Jeff Mason is a White House Correspondent for Reuters and the 2016-2017 president of the White House Correspondents’ Association. He was the lead Reuters correspondent for President Barack Obama's 2012 campaign and interviewed the president at the White House in 2015. Jeff has been based in Washington since 2008, when he covered the historic race between Obama, Hillary Clinton and John McCain. Jeff started his career in Frankfurt, Germany, where he covered the airline industry before moving to Brussels, Belgium, where he covered the European Union. He is a Colorado native, proud graduate of Northwestern University and former Fulbright scholar.
Twitter handle: @jeffmason1
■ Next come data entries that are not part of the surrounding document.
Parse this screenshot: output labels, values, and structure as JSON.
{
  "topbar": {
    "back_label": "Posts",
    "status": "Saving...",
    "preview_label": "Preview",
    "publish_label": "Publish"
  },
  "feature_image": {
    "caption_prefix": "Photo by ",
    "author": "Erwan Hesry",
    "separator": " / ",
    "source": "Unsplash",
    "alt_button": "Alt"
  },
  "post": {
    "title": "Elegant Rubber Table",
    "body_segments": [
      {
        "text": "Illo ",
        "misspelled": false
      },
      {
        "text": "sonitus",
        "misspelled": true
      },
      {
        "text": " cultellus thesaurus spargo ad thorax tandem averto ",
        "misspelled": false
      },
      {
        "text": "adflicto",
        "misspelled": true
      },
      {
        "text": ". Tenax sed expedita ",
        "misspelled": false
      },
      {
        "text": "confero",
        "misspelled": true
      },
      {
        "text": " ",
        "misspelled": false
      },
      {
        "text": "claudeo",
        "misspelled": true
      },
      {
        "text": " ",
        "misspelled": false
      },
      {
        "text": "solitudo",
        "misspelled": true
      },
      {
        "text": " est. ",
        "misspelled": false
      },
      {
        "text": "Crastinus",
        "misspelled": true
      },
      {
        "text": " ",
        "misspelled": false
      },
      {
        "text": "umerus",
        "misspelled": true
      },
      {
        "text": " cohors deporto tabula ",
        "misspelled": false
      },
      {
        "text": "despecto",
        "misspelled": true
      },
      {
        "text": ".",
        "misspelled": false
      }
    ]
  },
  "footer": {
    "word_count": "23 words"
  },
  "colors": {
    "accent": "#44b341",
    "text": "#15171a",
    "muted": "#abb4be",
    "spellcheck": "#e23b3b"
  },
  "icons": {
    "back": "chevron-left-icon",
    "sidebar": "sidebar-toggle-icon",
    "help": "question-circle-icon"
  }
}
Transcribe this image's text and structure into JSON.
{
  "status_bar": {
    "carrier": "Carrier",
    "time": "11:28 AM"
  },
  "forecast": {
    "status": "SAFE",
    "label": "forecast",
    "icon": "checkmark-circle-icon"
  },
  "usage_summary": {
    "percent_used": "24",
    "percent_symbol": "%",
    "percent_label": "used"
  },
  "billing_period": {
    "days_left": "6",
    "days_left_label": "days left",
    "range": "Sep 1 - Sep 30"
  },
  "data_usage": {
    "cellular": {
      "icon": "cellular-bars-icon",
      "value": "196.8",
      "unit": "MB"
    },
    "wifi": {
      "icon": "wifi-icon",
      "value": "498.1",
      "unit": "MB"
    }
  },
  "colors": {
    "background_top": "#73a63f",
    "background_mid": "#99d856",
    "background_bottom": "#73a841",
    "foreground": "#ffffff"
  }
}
LONDON (Reuters Breakingviews) - Lloyds Banking Group has hit peak Antonio Horta-Osorio. The UK lender’s recovery under its current chief executive has been impressive, however one slices it. But from here, his efforts become relatively less important in driving Lloyds’ returns than what happens to the British economy.
LONDON (Reuters Breakingviews) - The code names bankers and companies attach to their mergers and acquisitions can reveal much about their own hubris. Last year, according to a study by data company IntraLinks, the most popular secret deal names included Project Diamond and Project Falcon – even though most mergers fall short of their potential. Breakingviews has taken some actual code names from the past year, and applied them to deals that seem particularly fitting.
LONDON (Reuters Breakingviews) - Investors, regulators, customers – everyone wants a piece of Tesco. The UK supermarket chain has come under fire from two big shareholders over what they see as a distracting, expensive takeover of wholesaler Booker Group. A financial regulator has used Tesco to experiment with compensating victims of market abuse. And customers just want ever-lower prices, as always. This last challenge is the one that could really knock things off course.
LONDON (Reuters Breakingviews) - Mistakes happen. It’s what happens next that counts. Sunday's Academy Awards gaffe that saw the wrong film named as best picture may leave the ceremony’s accounting partner with a sense of déjà vu. PricewaterhouseCoopers flubbed its job of handing closely guarded voting results to presenters, resulting in "La La Land" being mistakenly awarded the Oscar until the error and the real winner, "Moonlight", were finally announced in the middle of the third "La La Land" acceptance speech.
LONDON (Reuters Breakingviews) - The London Stock Exchange and Deutsche Boerse really hope their merger of equals will go ahead. So do some of their investment bank customers. Many politicians in Germany and the United Kingdom, though, hope it fails, and shareholders don’t really mind either way. A probable objection from the European Commission’s antitrust police is therefore no disaster.
LONDON (Reuters Breakingviews) - Nestle's new boss is tweaking the Swiss consumer goods group's recipe, but the taste so far remains the same. Ulf Mark Schneider used his first outing as chief executive on Thursday to back away from a long-held goal of growing sales 5 to 6 percent. That's hardly daring: Nestle has fallen short four years running. Schneider has scope to shake things up much more - if he has a free hand.
LONDON (Reuters Breakingviews) - Who benefits if Greece defaults on its debts? Neither its creditors nor its obstreperous government. That is the best reason to hope that tense talks on whether the country deserves the next slice of an 86 billion euro bailout will end amicably before around 6 billion euros of debt comes due for repayment in July. If rationality prevails Greece will still be in a mess, but not at the brink.
LONDON (Reuters Breakingviews) - Retail is like a game of tug-of-war. Customers, stores and suppliers all want to capture a bigger share of the spoils. Tesco's near-20 billion pound merger with wholesale food supplier Booker is a way for Britain's dominant supermarket group to get a tighter grip on the rope, at least for a while.
LONDON (Reuters Breakingviews) - Theresa May’s encounter with Donald Trump on Friday is a moment of truth for post-Brexit UK. If UK and U.S. leaders agree to open up $203 billion of annual trade it would be a positive - for their economies and for Britain's divorce proceedings with the European Union. The cost is modest nose-holding, and a willingness to settle for fast and flaunt-worthy, rather than deep and comprehensive.
LONDON (Reuters Breakingviews) - Industrial strategy, like polio, basically disappeared from Britain in the 1980s. Prime Minister Theresa May is bringing it back, with a plan to boost British industries set to be announced on Monday. Such a programme could be helpful, if the government focuses on the big picture. Otherwise, the squeakiest wheels might get the grease.